Exercise instructions — Pull each line with the string "JSON" from the entries.

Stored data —
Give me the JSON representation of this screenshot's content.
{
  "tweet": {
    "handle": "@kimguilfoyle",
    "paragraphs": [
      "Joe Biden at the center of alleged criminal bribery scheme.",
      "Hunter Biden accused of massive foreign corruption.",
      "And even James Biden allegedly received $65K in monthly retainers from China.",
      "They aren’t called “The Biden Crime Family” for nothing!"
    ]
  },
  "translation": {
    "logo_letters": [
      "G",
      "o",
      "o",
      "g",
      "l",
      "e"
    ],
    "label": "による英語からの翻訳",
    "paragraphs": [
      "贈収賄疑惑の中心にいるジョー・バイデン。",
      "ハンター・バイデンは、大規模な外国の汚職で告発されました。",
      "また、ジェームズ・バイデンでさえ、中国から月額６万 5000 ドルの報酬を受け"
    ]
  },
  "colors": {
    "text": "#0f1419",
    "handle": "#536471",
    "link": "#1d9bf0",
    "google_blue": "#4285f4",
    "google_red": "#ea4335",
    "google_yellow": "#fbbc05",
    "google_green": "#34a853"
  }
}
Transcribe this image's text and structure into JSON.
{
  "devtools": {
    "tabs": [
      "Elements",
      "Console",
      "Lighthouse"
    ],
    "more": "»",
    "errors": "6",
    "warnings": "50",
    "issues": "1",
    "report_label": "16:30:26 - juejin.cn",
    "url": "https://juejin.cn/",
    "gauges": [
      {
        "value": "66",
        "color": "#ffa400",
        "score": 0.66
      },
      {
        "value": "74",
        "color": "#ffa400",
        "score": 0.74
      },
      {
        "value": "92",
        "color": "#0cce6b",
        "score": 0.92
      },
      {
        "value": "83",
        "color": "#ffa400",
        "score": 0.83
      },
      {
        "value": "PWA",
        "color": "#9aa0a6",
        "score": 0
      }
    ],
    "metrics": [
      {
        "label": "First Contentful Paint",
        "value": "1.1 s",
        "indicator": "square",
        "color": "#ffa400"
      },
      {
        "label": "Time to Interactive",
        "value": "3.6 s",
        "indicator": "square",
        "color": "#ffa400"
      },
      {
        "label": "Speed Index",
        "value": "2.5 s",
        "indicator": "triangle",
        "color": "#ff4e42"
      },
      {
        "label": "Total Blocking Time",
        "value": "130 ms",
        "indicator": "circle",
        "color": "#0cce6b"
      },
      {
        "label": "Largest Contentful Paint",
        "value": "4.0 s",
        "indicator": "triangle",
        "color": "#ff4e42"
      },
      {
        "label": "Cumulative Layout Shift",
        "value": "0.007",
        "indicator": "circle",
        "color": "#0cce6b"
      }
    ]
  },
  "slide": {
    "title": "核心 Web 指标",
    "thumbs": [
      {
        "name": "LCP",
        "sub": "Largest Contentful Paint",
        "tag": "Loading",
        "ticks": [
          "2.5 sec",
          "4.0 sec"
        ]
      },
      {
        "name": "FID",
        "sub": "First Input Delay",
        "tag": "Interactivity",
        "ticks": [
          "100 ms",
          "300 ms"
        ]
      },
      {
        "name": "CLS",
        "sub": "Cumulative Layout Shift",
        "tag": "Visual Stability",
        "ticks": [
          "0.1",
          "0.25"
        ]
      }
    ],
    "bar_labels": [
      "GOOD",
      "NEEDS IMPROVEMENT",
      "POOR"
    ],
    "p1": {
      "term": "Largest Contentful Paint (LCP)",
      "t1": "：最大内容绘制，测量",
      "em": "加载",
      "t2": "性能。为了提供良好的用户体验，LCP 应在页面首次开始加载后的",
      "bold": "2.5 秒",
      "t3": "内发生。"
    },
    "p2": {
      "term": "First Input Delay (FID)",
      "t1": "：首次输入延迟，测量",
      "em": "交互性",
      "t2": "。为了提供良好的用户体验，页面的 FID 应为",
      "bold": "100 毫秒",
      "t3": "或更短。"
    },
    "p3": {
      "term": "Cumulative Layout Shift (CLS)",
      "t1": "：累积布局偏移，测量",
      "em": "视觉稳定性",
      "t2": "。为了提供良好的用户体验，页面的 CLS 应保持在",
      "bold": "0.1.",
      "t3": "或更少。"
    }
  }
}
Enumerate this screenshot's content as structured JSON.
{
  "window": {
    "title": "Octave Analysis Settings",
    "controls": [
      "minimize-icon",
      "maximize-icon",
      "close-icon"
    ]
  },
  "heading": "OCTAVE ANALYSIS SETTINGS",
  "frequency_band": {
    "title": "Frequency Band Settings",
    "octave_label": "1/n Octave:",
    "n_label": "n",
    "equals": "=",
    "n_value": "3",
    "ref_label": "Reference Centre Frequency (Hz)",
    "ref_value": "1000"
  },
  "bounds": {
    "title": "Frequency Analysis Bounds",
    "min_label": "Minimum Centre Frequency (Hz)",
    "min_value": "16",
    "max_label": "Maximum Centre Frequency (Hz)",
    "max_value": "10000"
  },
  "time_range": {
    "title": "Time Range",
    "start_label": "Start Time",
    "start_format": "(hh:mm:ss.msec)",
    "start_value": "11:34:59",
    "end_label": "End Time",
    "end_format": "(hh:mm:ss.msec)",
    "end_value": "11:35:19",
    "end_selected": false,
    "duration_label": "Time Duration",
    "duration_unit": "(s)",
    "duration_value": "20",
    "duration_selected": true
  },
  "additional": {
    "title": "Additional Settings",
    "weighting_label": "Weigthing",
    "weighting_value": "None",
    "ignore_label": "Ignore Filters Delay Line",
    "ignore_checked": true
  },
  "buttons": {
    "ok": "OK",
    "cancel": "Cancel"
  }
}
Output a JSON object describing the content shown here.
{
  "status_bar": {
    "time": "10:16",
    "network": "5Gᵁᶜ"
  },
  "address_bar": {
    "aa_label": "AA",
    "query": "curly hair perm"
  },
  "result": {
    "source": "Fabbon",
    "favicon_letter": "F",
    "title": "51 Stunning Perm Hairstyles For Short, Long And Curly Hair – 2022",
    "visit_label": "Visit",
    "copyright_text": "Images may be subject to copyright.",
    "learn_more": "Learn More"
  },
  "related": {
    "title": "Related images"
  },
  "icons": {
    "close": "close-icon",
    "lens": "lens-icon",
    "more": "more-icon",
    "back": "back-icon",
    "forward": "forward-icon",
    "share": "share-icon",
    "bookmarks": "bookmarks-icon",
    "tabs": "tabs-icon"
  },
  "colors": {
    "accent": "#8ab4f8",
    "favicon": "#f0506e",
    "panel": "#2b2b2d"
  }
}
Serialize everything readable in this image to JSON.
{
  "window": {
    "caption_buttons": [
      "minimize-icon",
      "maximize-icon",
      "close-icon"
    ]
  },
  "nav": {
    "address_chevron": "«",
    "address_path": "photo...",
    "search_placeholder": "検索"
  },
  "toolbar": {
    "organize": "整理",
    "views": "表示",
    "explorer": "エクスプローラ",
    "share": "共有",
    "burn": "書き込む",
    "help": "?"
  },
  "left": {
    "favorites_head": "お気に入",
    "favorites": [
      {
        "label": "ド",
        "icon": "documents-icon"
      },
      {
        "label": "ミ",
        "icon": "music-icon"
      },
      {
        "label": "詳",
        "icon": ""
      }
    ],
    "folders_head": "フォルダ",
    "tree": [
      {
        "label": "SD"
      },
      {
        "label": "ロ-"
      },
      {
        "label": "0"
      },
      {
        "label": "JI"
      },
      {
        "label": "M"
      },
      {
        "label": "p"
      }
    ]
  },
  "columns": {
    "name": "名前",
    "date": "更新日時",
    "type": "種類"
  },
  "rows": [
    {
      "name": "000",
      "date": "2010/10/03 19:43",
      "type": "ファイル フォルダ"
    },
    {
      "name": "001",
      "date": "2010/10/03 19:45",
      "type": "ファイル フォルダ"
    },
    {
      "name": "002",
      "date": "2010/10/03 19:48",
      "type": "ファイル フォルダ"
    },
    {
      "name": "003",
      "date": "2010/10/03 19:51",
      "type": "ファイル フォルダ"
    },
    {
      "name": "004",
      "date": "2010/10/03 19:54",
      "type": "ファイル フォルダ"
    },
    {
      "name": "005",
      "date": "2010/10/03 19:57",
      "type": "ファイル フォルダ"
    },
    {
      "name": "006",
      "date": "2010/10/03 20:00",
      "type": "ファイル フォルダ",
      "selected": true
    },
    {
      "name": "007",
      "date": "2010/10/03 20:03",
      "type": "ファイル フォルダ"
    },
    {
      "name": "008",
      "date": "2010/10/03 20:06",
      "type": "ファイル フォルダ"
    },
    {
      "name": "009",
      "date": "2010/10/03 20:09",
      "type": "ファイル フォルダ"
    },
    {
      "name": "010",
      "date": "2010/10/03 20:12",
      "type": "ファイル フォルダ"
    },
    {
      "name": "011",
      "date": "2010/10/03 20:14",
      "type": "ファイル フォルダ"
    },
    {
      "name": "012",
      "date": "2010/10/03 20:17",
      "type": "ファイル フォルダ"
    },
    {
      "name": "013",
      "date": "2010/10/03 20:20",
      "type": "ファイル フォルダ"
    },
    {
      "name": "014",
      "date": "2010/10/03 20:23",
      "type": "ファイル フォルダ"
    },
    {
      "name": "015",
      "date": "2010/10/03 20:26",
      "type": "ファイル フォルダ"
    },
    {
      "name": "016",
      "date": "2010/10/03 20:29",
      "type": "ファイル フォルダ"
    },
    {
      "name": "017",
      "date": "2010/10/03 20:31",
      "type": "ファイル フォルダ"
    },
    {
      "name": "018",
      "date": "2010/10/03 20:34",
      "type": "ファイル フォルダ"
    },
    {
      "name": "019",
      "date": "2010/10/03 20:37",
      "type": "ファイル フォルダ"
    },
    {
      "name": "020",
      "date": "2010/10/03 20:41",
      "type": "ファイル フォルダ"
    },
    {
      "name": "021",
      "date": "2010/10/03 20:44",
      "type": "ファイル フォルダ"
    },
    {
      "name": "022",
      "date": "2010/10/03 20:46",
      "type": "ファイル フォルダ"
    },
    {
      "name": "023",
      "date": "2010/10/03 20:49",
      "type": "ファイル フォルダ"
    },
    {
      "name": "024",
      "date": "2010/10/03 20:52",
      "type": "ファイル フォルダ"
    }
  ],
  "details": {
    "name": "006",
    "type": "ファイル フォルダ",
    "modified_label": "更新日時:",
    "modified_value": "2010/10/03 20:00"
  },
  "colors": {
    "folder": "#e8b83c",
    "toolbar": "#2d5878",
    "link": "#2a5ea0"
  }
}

Response to the task —
Give me the JSON representation of this screenshot's content.
Transcribe this image's text and structure into JSON.
Enumerate this screenshot's content as structured JSON.
Output a JSON object describing the content shown here.
Serialize everything readable in this image to JSON.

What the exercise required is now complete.